1) All he's done is benefit West Ham. Since coming on in midseason two years ago, in the midst of the dreariest season for the Irons in recent memory, he's saved them in the most improbable way imaginable and then guided them to a comfortable mid-table finish.
If somebody had asked me two Decembers ago if I would be content with finishing 10th in the Premiership the following season, I would have responded enthusiastically in the affirmative. I doubt that I am the only one who would have done so.
But since the football his teams have played is often basic, dull, and boring, when the results don't happen, the cries for his head are louder than they would be for a manager who inspired his team to play more imaginative and exciting football.

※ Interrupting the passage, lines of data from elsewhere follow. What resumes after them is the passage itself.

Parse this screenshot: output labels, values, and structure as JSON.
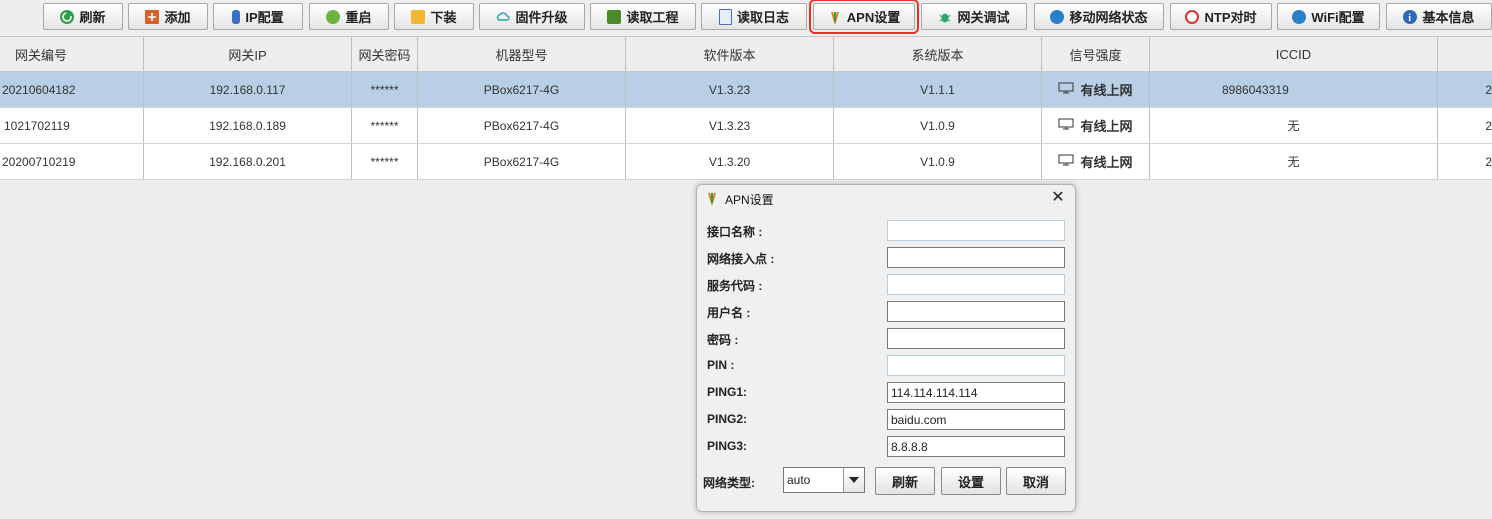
{
  "toolbar": {
    "buttons": [
      {
        "label": "刷新",
        "icon": "refresh-icon"
      },
      {
        "label": "添加",
        "icon": "add-icon"
      },
      {
        "label": "IP配置",
        "icon": "ip-config-icon"
      },
      {
        "label": "重启",
        "icon": "restart-icon"
      },
      {
        "label": "下装",
        "icon": "download-folder-icon"
      },
      {
        "label": "固件升级",
        "icon": "cloud-upgrade-icon"
      },
      {
        "label": "读取工程",
        "icon": "project-icon"
      },
      {
        "label": "读取日志",
        "icon": "log-icon"
      },
      {
        "label": "APN设置",
        "icon": "apn-icon"
      },
      {
        "label": "网关调试",
        "icon": "debug-bug-icon"
      },
      {
        "label": "移动网络状态",
        "icon": "mobile-signal-icon"
      },
      {
        "label": "NTP对时",
        "icon": "clock-icon"
      },
      {
        "label": "WiFi配置",
        "icon": "wifi-icon"
      },
      {
        "label": "基本信息",
        "icon": "info-icon"
      }
    ]
  },
  "table": {
    "columns": [
      "网关编号",
      "网关IP",
      "网关密码",
      "机器型号",
      "软件版本",
      "系统版本",
      "信号强度",
      "ICCID",
      ""
    ],
    "rows": [
      {
        "id": "20210604182",
        "ip": "192.168.0.117",
        "password": "******",
        "model": "PBox6217-4G",
        "software": "V1.3.23",
        "system": "V1.1.1",
        "signal": "有线上网",
        "iccid": "8986043319",
        "extra": "2"
      },
      {
        "id": "1021702119",
        "ip": "192.168.0.189",
        "password": "******",
        "model": "PBox6217-4G",
        "software": "V1.3.23",
        "system": "V1.0.9",
        "signal": "有线上网",
        "iccid": "无",
        "extra": "2"
      },
      {
        "id": "20200710219",
        "ip": "192.168.0.201",
        "password": "******",
        "model": "PBox6217-4G",
        "software": "V1.3.20",
        "system": "V1.0.9",
        "signal": "有线上网",
        "iccid": "无",
        "extra": "2"
      }
    ]
  },
  "dialog": {
    "title": "APN设置",
    "close": "✕",
    "fields": [
      {
        "label": "接口名称 :",
        "value": ""
      },
      {
        "label": "网络接入点 :",
        "value": ""
      },
      {
        "label": "服务代码 :",
        "value": ""
      },
      {
        "label": "用户名 :",
        "value": ""
      },
      {
        "label": "密码 :",
        "value": ""
      },
      {
        "label": "PIN :",
        "value": ""
      },
      {
        "label": "PING1:",
        "value": "114.114.114.114"
      },
      {
        "label": "PING2:",
        "value": "baidu.com"
      },
      {
        "label": "PING3:",
        "value": "8.8.8.8"
      }
    ],
    "network_type_label": "网络类型:",
    "network_type_value": "auto",
    "refresh_label": "刷新",
    "set_label": "设置",
    "cancel_label": "取消"
  },
  "colors": {
    "selected_row": "#b8cfe5",
    "highlight": "#e8302c"
  }
}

2) He's been forced to employ a squad that has very few of his own additions in it. All of Curbs' major signings of last summer—Dyer, Bellamy, Faubert—were injured for all or large parts of the last campaign. He's used Alan Pardew's players of choice much more efficiently than Pards ever did, and squeezed much more class from them than he had any right to.
While it maybe wasn't entirely unexpected that these players suffered injuries given their medical history, I doubt anybody thought that they would all miss quite as much time as they did. Curbishley deserves at least one more season to demonstrate what he can do with a full side of his own players.

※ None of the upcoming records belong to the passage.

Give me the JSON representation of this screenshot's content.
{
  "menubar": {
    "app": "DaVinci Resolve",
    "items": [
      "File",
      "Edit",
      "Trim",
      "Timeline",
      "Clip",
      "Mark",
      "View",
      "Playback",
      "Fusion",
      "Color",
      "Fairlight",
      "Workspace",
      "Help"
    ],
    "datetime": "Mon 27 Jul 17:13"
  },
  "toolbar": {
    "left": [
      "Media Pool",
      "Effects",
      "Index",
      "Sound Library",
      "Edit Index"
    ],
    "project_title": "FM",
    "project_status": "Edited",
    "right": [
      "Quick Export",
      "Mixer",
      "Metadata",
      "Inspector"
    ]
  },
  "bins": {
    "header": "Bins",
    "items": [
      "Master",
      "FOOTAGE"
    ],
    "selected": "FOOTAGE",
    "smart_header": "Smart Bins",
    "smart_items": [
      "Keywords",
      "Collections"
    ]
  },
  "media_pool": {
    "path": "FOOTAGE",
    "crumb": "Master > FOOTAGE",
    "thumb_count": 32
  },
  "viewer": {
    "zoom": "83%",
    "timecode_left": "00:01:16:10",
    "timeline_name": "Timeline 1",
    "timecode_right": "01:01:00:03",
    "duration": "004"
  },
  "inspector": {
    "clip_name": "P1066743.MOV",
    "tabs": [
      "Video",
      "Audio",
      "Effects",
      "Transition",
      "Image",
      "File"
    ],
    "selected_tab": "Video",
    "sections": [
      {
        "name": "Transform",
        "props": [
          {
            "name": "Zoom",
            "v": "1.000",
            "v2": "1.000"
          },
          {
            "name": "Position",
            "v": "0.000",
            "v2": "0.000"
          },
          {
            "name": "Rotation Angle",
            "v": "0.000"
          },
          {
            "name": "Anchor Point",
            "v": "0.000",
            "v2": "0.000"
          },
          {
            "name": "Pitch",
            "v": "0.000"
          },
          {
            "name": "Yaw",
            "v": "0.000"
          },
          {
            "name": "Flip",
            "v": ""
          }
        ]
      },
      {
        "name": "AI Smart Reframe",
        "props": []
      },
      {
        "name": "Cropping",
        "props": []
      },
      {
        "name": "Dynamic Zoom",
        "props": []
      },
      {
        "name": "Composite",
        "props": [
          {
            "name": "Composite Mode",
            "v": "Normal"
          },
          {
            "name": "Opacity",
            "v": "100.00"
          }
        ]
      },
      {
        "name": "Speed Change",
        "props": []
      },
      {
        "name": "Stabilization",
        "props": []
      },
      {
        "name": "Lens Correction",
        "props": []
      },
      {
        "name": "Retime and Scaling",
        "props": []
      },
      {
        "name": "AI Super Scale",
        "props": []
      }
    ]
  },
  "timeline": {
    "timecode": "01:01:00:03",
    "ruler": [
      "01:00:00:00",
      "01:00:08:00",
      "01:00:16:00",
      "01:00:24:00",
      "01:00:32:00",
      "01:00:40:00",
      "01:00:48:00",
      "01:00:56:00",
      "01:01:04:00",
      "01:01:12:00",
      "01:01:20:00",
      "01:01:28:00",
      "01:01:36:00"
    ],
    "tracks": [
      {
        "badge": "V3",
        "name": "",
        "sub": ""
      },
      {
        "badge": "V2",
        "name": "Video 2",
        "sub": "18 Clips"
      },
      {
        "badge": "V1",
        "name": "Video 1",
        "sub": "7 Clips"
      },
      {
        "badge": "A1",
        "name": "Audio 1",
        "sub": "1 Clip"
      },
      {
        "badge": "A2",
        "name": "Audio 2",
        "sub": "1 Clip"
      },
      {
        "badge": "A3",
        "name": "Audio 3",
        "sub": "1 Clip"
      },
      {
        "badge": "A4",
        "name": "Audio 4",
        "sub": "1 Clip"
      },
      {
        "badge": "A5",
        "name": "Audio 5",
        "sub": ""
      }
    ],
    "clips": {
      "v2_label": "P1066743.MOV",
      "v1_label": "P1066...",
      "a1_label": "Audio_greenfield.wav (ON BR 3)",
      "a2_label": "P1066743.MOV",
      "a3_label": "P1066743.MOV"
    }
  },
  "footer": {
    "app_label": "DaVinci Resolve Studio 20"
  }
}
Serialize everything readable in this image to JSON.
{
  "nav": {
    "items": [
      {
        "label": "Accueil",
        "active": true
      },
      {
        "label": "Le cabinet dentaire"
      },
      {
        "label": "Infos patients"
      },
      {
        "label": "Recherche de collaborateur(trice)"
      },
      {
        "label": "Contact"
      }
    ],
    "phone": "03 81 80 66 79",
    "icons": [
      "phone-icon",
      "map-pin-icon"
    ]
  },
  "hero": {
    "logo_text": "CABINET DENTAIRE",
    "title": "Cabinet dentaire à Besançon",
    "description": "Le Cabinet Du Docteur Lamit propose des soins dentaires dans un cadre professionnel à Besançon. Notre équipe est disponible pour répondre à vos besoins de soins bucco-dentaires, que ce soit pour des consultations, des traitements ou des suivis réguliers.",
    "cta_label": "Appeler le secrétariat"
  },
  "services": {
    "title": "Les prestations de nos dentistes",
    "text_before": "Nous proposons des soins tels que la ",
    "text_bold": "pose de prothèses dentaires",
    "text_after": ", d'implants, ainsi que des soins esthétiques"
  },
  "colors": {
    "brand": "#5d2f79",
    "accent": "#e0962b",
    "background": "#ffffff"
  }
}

3) Patience is a virtue. While football fans are notoriously short with their managers and clubs have been known to be a bit hasty to give out the sack, the fact remains that one full season isn't enough to fully evaluate the man as a manager.
Even if he hadn't been dealing with an injury list longer than some newspapers, even if he hadn't often put the fans asleep in the seats, Curbs deserves at least one more season to show the West Ham faithful what he can do before they begin searching for a new boss to lead them to Europe.
Building a top-level program takes time, regardless of who's in charge: stability in the club won't ever be a realistic goal if a new manager, with a new philosophy and a new strategy, is brought in every 18 months.